Work item
Take the entries that follow and write them out again, word for word.

Information provided

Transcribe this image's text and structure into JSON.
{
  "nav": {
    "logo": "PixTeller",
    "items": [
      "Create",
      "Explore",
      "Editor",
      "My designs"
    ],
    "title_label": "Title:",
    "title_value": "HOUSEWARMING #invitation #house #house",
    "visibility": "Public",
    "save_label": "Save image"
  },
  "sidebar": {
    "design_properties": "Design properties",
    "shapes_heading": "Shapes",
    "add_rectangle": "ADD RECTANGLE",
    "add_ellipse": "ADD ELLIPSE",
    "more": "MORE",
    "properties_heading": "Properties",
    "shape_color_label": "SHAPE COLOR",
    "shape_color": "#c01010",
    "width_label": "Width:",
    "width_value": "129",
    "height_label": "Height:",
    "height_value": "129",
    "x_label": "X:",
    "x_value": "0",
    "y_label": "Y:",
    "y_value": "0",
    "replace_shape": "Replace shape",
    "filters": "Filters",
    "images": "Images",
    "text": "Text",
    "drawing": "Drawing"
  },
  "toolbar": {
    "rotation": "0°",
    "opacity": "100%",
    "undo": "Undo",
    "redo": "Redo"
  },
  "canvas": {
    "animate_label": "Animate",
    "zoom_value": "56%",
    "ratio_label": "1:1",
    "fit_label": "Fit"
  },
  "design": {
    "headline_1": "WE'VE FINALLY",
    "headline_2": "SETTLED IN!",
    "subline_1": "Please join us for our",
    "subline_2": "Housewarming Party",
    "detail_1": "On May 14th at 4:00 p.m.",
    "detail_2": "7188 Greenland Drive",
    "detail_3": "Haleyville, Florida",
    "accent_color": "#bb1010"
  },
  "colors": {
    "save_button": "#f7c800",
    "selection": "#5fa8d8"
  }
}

Solved exercise
Transcribe this image's text and structure into JSON.
{
  "nav": {
    "logo": "PixTeller",
    "items": [
      "Create",
      "Explore",
      "Editor",
      "My designs"
    ],
    "title_label": "Title:",
    "title_value": "HOUSEWARMING #invitation #house #house",
    "visibility": "Public",
    "save_label": "Save image"
  },
  "sidebar": {
    "design_properties": "Design properties",
    "shapes_heading": "Shapes",
    "add_rectangle": "ADD RECTANGLE",
    "add_ellipse": "ADD ELLIPSE",
    "more": "MORE",
    "properties_heading": "Properties",
    "shape_color_label": "SHAPE COLOR",
    "shape_color": "#c01010",
    "width_label": "Width:",
    "width_value": "129",
    "height_label": "Height:",
    "height_value": "129",
    "x_label": "X:",
    "x_value": "0",
    "y_label": "Y:",
    "y_value": "0",
    "replace_shape": "Replace shape",
    "filters": "Filters",
    "images": "Images",
    "text": "Text",
    "drawing": "Drawing"
  },
  "toolbar": {
    "rotation": "0°",
    "opacity": "100%",
    "undo": "Undo",
    "redo": "Redo"
  },
  "canvas": {
    "animate_label": "Animate",
    "zoom_value": "56%",
    "ratio_label": "1:1",
    "fit_label": "Fit"
  },
  "design": {
    "headline_1": "WE'VE FINALLY",
    "headline_2": "SETTLED IN!",
    "subline_1": "Please join us for our",
    "subline_2": "Housewarming Party",
    "detail_1": "On May 14th at 4:00 p.m.",
    "detail_2": "7188 Greenland Drive",
    "detail_3": "Haleyville, Florida",
    "accent_color": "#bb1010"
  },
  "colors": {
    "save_button": "#f7c800",
    "selection": "#5fa8d8"
  }
}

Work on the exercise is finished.